TASK » Using the data below, show every line where the word "false" occurs.

Extracted data entries »
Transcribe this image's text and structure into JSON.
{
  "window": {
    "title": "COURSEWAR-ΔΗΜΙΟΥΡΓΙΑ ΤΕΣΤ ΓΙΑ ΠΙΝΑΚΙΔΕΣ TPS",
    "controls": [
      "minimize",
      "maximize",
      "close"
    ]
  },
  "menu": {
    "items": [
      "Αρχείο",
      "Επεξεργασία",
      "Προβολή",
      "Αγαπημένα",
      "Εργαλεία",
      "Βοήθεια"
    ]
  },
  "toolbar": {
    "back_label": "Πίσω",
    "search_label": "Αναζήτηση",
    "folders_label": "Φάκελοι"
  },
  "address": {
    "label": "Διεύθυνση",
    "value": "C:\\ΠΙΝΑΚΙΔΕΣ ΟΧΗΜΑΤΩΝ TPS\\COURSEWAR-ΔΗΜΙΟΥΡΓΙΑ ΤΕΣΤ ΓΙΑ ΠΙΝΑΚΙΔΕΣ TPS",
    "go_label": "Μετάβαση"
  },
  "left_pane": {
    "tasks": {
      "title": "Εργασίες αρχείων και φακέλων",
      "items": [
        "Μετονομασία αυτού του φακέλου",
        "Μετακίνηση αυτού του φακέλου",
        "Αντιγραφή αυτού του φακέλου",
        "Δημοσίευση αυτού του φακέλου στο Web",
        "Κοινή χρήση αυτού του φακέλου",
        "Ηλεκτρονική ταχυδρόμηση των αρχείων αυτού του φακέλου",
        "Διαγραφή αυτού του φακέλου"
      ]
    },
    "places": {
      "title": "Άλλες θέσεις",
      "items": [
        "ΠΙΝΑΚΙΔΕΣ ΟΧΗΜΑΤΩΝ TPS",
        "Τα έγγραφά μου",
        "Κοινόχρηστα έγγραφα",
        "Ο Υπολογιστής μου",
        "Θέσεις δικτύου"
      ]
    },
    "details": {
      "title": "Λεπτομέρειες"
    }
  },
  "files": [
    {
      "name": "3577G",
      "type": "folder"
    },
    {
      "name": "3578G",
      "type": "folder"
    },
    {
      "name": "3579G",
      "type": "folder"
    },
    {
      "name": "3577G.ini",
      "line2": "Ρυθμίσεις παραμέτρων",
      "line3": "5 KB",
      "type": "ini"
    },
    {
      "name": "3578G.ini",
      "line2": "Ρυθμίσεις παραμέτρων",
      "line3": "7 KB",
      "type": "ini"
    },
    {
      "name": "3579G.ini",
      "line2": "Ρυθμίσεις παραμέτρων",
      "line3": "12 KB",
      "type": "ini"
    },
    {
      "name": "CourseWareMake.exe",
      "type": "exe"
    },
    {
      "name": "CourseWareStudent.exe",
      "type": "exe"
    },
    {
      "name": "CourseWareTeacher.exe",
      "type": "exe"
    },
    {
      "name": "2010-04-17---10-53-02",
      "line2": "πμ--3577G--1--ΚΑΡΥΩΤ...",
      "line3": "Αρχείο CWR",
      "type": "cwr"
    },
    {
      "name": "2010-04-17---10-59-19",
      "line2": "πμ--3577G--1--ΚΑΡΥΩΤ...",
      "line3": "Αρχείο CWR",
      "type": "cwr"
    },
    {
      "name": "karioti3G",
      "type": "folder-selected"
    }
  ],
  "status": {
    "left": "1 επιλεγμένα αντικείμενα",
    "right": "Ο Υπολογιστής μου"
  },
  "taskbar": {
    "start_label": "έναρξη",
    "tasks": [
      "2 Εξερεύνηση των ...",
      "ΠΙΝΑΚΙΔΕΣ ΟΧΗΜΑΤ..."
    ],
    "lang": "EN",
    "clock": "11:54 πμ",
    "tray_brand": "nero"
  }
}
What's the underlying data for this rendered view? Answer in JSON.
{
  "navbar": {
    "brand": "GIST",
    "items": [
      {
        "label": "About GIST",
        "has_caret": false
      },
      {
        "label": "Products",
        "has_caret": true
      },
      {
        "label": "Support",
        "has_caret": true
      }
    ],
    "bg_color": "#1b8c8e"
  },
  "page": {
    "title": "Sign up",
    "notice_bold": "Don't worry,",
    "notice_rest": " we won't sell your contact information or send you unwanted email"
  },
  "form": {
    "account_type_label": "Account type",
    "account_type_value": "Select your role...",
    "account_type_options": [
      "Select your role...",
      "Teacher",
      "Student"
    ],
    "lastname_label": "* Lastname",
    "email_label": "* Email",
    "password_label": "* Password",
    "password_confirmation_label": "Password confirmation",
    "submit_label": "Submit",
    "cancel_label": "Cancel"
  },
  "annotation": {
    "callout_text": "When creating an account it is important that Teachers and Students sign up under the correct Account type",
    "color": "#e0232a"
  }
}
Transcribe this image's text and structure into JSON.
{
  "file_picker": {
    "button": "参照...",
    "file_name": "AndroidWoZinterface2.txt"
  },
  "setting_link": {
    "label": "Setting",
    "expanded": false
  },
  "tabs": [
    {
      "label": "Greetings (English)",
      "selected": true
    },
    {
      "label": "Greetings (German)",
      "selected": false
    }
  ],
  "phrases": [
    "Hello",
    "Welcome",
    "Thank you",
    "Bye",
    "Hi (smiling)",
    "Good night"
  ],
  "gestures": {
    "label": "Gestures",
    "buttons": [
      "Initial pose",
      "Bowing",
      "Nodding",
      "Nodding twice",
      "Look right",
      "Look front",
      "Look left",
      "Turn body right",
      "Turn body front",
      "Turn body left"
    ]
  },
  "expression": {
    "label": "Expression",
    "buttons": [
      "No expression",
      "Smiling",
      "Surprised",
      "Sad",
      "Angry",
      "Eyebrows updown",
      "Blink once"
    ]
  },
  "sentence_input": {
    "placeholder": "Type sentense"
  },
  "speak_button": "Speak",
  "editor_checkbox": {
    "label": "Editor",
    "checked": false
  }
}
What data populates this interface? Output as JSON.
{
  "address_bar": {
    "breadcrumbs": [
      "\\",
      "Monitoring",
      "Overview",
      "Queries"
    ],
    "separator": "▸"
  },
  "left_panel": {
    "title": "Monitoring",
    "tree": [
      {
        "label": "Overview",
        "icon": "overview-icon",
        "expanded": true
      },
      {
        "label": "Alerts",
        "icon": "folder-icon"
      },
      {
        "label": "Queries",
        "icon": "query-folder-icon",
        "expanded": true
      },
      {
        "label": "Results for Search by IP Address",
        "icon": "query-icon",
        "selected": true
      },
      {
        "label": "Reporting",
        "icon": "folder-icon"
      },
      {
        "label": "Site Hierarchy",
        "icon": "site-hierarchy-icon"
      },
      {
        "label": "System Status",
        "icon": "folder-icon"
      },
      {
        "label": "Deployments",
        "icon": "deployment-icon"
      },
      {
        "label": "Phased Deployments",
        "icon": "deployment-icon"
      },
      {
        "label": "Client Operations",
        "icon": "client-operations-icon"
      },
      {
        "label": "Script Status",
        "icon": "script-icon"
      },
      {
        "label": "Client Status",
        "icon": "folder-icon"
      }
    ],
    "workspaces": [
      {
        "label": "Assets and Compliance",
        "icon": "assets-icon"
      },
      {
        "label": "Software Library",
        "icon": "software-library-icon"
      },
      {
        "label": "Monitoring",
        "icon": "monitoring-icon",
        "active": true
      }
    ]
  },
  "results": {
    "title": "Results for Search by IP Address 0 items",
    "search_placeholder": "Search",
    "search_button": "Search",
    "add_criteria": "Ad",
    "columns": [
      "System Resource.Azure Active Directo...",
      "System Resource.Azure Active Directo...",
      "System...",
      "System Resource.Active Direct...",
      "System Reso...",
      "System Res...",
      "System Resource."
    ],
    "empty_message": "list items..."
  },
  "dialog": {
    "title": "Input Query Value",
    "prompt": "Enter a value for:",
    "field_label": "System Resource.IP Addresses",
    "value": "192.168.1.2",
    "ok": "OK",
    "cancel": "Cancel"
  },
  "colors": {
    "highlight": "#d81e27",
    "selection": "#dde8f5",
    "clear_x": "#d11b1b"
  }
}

ANSWER SPACE »
        "has_caret": false
    "expanded": false
      "selected": false
    "checked": false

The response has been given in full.